Which brings me to Jennifer Lawrence. Young, beautiful, and fresh off an Oscar for Best Actress, Lawrence has quietly created a near-perfect public persona. Most remarkable of all, she seems to have done so—dare I say—accidentally. With a torn dress here, a quirky comment there, and a fateful trip up the steps at the Academy Awards, the young talent has (literally) fallen into a charming, girl-next-door brand. What luck!
Or was any of it really 'lucky' at all? My fiancée, Megan, first put me on the scent this past weekend as we p̶o̶n̶d̶e̶r̶e̶d̶ ̶t̶h̶e̶ ̶m̶e̶a̶n̶i̶n̶g̶ ̶o̶f̶ ̶l̶i̶f̶e̶ discussed recent and upcoming movies. She showed me clips. She noted the alarming consistency with which Lawrence bumbles, delightfully, through her various interviews. She pointed out how Lawrence routinely picks up her dress while ascending the steps at small-name award shows, and yet neglected to do so just once--as she approached the stage at the Academy Awards. Clumsy...or crafty?
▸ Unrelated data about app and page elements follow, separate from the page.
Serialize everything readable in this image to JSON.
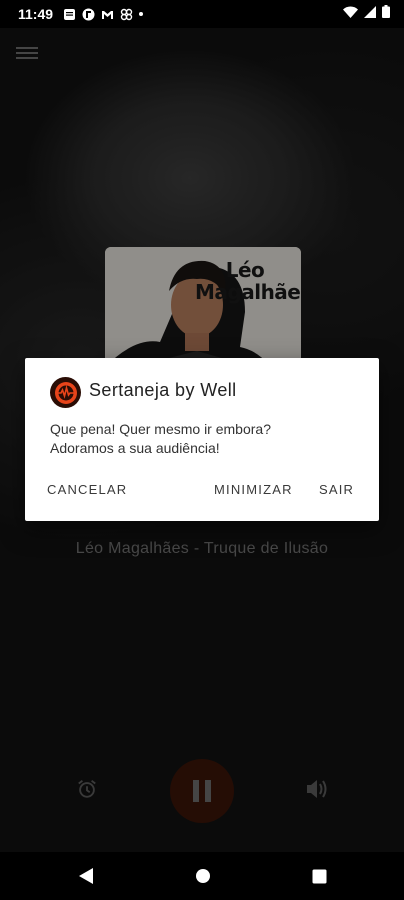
{
  "status_bar": {
    "time": "11:49",
    "icons": [
      "message-icon",
      "flipboard-icon",
      "gmail-icon",
      "pinwheel-icon",
      "dot-icon"
    ],
    "right_icons": [
      "wifi-icon",
      "signal-icon",
      "battery-icon"
    ]
  },
  "player": {
    "album": {
      "artist_text": "Léo Magalhães",
      "subtitle": ""
    },
    "track_title": "",
    "track_artist": "Léo Magalhães - Truque de Ilusão",
    "controls": {
      "alarm_icon": "alarm-icon",
      "play_state": "playing",
      "pause_icon": "pause-icon",
      "volume_icon": "volume-icon"
    }
  },
  "dialog": {
    "title": "Sertaneja by Well",
    "message_line1": "Que pena! Quer mesmo ir embora?",
    "message_line2": "Adoramos a sua audiência!",
    "buttons": {
      "cancel": "CANCELAR",
      "minimize": "MINIMIZAR",
      "exit": "SAIR"
    }
  },
  "colors": {
    "accent": "#e8441a",
    "play_button_bg": "#3a1408",
    "dialog_bg": "#ffffff"
  }
}
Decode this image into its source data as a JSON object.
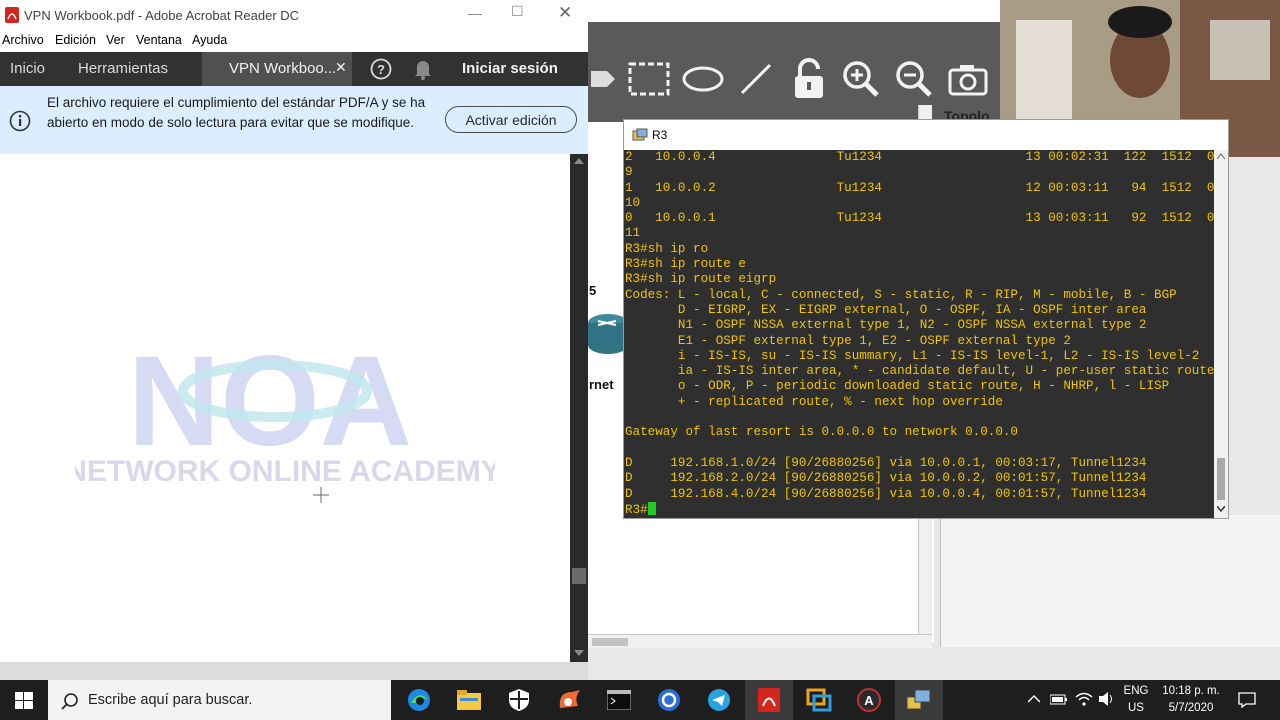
{
  "acrobat": {
    "title": "VPN Workbook.pdf - Adobe Acrobat Reader DC",
    "menu": [
      "Archivo",
      "Edición",
      "Ver",
      "Ventana",
      "Ayuda"
    ],
    "tabs": {
      "home": "Inicio",
      "tools": "Herramientas",
      "document": "VPN Workboo...",
      "signin": "Iniciar sesión"
    },
    "notice": {
      "text": "El archivo requiere el cumplimiento del estándar PDF/A y se ha abierto en modo de solo lectura para evitar que se modifique.",
      "button": "Activar edición"
    },
    "watermark": {
      "logo": "NOA",
      "text": "NETWORK ONLINE ACADEMY"
    }
  },
  "gns3": {
    "topology_label": "Topolo",
    "router_label": "5",
    "cloud_label": "rnet"
  },
  "terminal": {
    "title": "R3",
    "lines": [
      "2   10.0.0.4                Tu1234                   13 00:02:31  122  1512  0",
      "9",
      "1   10.0.0.2                Tu1234                   12 00:03:11   94  1512  0",
      "10",
      "0   10.0.0.1                Tu1234                   13 00:03:11   92  1512  0",
      "11",
      "R3#sh ip ro",
      "R3#sh ip route e",
      "R3#sh ip route eigrp",
      "Codes: L - local, C - connected, S - static, R - RIP, M - mobile, B - BGP",
      "       D - EIGRP, EX - EIGRP external, O - OSPF, IA - OSPF inter area",
      "       N1 - OSPF NSSA external type 1, N2 - OSPF NSSA external type 2",
      "       E1 - OSPF external type 1, E2 - OSPF external type 2",
      "       i - IS-IS, su - IS-IS summary, L1 - IS-IS level-1, L2 - IS-IS level-2",
      "       ia - IS-IS inter area, * - candidate default, U - per-user static route",
      "       o - ODR, P - periodic downloaded static route, H - NHRP, l - LISP",
      "       + - replicated route, % - next hop override",
      "",
      "Gateway of last resort is 0.0.0.0 to network 0.0.0.0",
      "",
      "D     192.168.1.0/24 [90/26880256] via 10.0.0.1, 00:03:17, Tunnel1234",
      "D     192.168.2.0/24 [90/26880256] via 10.0.0.2, 00:01:57, Tunnel1234",
      "D     192.168.4.0/24 [90/26880256] via 10.0.0.4, 00:01:57, Tunnel1234"
    ],
    "prompt": "R3#"
  },
  "taskbar": {
    "search_placeholder": "Escribe aquí para buscar.",
    "lang": "ENG",
    "region": "US",
    "time": "10:18 p. m.",
    "date": "5/7/2020"
  },
  "colors": {
    "terminal_bg": "#2f2f2f",
    "terminal_fg": "#f0c400",
    "acrobat_tabbar": "#323232",
    "notice_bg": "#dbeeff",
    "taskbar_bg": "#1e1e1e"
  }
}
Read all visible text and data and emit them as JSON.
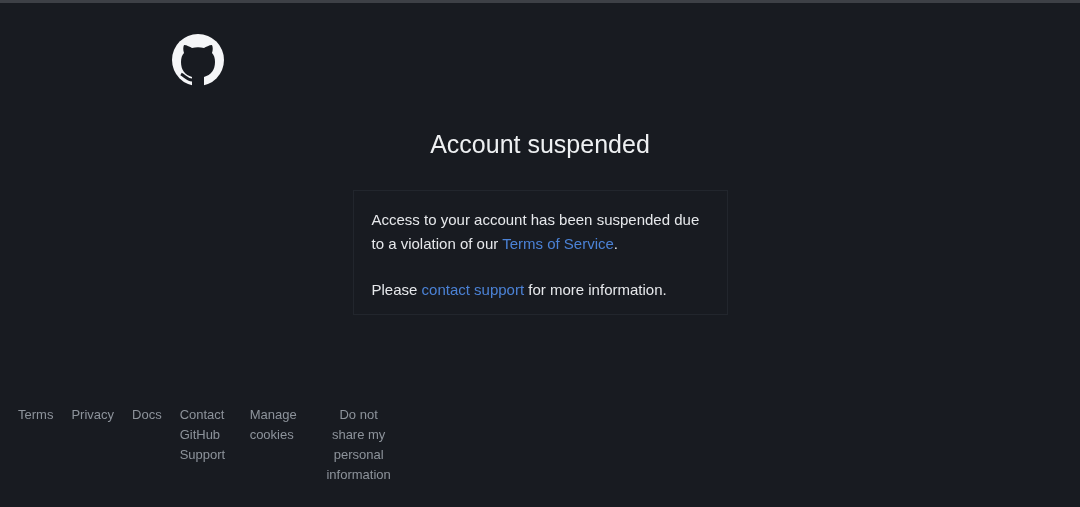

At first, I wasn't happy to hear this theory. After all, I wrote this admiring (read: pining) piece after seeing Lawrence at the Arlington Theatre. She had the 2,000+ audience first chuckling about her uncomfortable pants, then marveling over her nonchalance. We were seeing the unfiltered, unprepared, unscripted Jennifer, and she was as captivating as ever. Or so we thought.
Perhaps it doesn't matter. Who cares how actors speak, think, and perform outside of their movies? Shouldn't film, as an art form, be judged solely for the final piece, regardless of the artists' off-camera machinations? Ideally, yes. But as Megan and I dug deeper into The Lawrence Conspiracy, as we played back the SAG awards video for the third time, I realized that I couldn't separate her two performances.** Lawrence's fierce, defiant Ree (Winter's Bone) astounds not simply for the fine on-screen performance, but also because the woman behind the role was a largely unknown 19-year-old. Lawrence's Hunger Games headliner carries added heft, given that the starlet had never shouldered the expectations of a multi-million-dollar blockbuster. Context matters. We seek out narratives, and the human beings behind the characters provide the real-life stories we crave.
I haven't turned on Jennifer Lawrence. In fairness, her impossibly charming awkwardness could be as authentic as Paul Walker's abs. Still, I can't help but wonder. I've praised Lawrence for nearly every role she's played, but perhaps I've forgotten one. The casual, clumsy, adorable Jennifer might just be her most convincing performance of all.
*Granted, TMZ, People, and Entertainment Weekly provide round-the-clock, typo-strewn reporting on these matters. Unfortunately, the last time a TMZ reader made it through a full, 500-word article was 2003.
** Another example: a (500) Days of Summer interview that ruined Zooey Deschanel for me. So much for smart, mysterious, and clever.
It's easy to forget, but actors must deliver two performances with each major film or television release. The first performance—the role itself—receives high-profile criticism, as The New York Times, film blogs, podcasters, and latte-sipping Hollywood elites announce their opinions to other similarly pretentious moviegoers. Words like "palpable" and "transporting" lace their conversations, while "seductive" and "spectacle" pepper their reviews. Yet these critics tend to ignore the all-important second performance: off-the-set interviews and late-night television appearances.* A bad film can be excused by an otherwise strong body of cinematic work. Public personas, however, are quickly set in Hollywood stone.